RICHMOND — An Indiana doctor accused of pointing and shooting a BB gun last year at another driver on Interstate 75 pleaded guilty Monday to wanton endangerment.
Dr. Perrin Dobyns, 51, of Corydon, Ind., entered the plea in Madison Circuit Court. Under a plea agreement, Dobyns will be supervised for three years by probation and parole officials, but he could face three years in prison if he violates the terms of the plea or any other conditions set by probation and parole.
First-degree wanton endangerment in Kentucky carries a penalty of one to five years in prison.
Dobyns and his lawyer, Jim Lowry of Lexington, declined to comment as they left the courthouse.
Madison Circuit Judge Jean Chenault Logue scheduled sentencing for Oct. 2.
The other driver, David Kollar, told state police he saw a driver operating recklessly on I-75 on Sept. 29 in Madison County.
Kollar took out his smartphone and recorded video, which captured Dobyns pointing a pistol in his direction while the cars continued side by side on the interstate.
No one was hurt in the confrontation, but Dobyns was arrested at the prison where he works in Branchville, Ind.
In November, the Medical Licensing Board of Indiana suspended his medical license for 90 days.
Then, in March, the board put Dobyns' license on indefinite suspension, and he was ordered to pay a $500 fine.
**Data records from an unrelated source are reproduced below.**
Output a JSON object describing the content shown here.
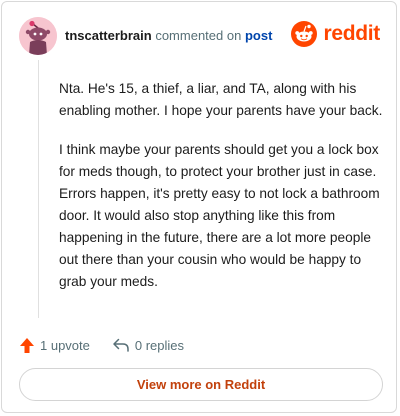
{
  "comment": {
    "username": "tnscatterbrain",
    "action_text": "commented on",
    "post_link_text": "post",
    "paragraphs": [
      "Nta. He's 15, a thief, a liar, and TA, along with his enabling mother. I hope your parents have your back.",
      "I think maybe your parents should get you a lock box for meds though, to protect your brother just in case. Errors happen, it's pretty easy to not lock a bathroom door. It would also stop anything like this from happening in the future, there are a lot more people out there than your cousin who would be happy to grab your meds."
    ],
    "upvote_label": "1 upvote",
    "replies_label": "0 replies",
    "view_more_label": "View more on Reddit"
  },
  "brand": {
    "name": "reddit",
    "color": "#ff4500"
  },
  "avatar": {
    "background": "#f7c5cf"
  },
  "icons": {
    "avatar": "snoo-avatar-icon",
    "brand": "reddit-logo-icon",
    "upvote": "upvote-arrow-icon",
    "replies": "reply-arrow-icon"
  },
  "colors": {
    "upvote_arrow": "#ff4500",
    "link": "#0045ac",
    "view_more_text": "#c2410c",
    "muted": "#576f76"
  }
}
In its findings of fact, the board said Dobyns was "unfit to practice due to professional incompetence as he continues to engage in a pattern of conduct which demonstrates an inability to exercise reasonable care and diligence as is normally exercised by practitioners in the same or similar circumstances."
The board found that Dobyns "has a history of substance abuse dating back to 2001 while practicing in Oklahoma." Dobyns moved his practice to Indiana in 2002 "while he continued to abuse alcohol and prescription drugs," the board found.
He enrolled in an inpatient treatment program in Chicago for 10 weeks.
In 2007, he moved to North Carolina but relapsed in 2008, and his license there was suspended indefinitely.
In November 2009, his Indiana medical license was renewed, but he was placed on "indefinite probation."
In August 2010, Dobyns met with a Drug Enforcement Administration investigator concerning an application for a DEA registration, but that was denied. (Physicians must be registered with the DEA before they may prescribe controlled substances.) An administrative law judge later recommended that Dobyns be granted a DEA registration subject to certain conditions.
In March 2012, the probationary status of Dobyns' Indiana medical license was removed, although he agreed to follow the terms of his contract with a physician assistance program. The program of the Indiana State Medical Association addresses the needs of physicians impaired by chemical dependence, psychiatric disorders and physician disability.
Under the terms of his plea agreement, Dobyns must have no other violations of the law, must resolve his current license suspension or actively pursue other employment, and he must submit to random drug testing.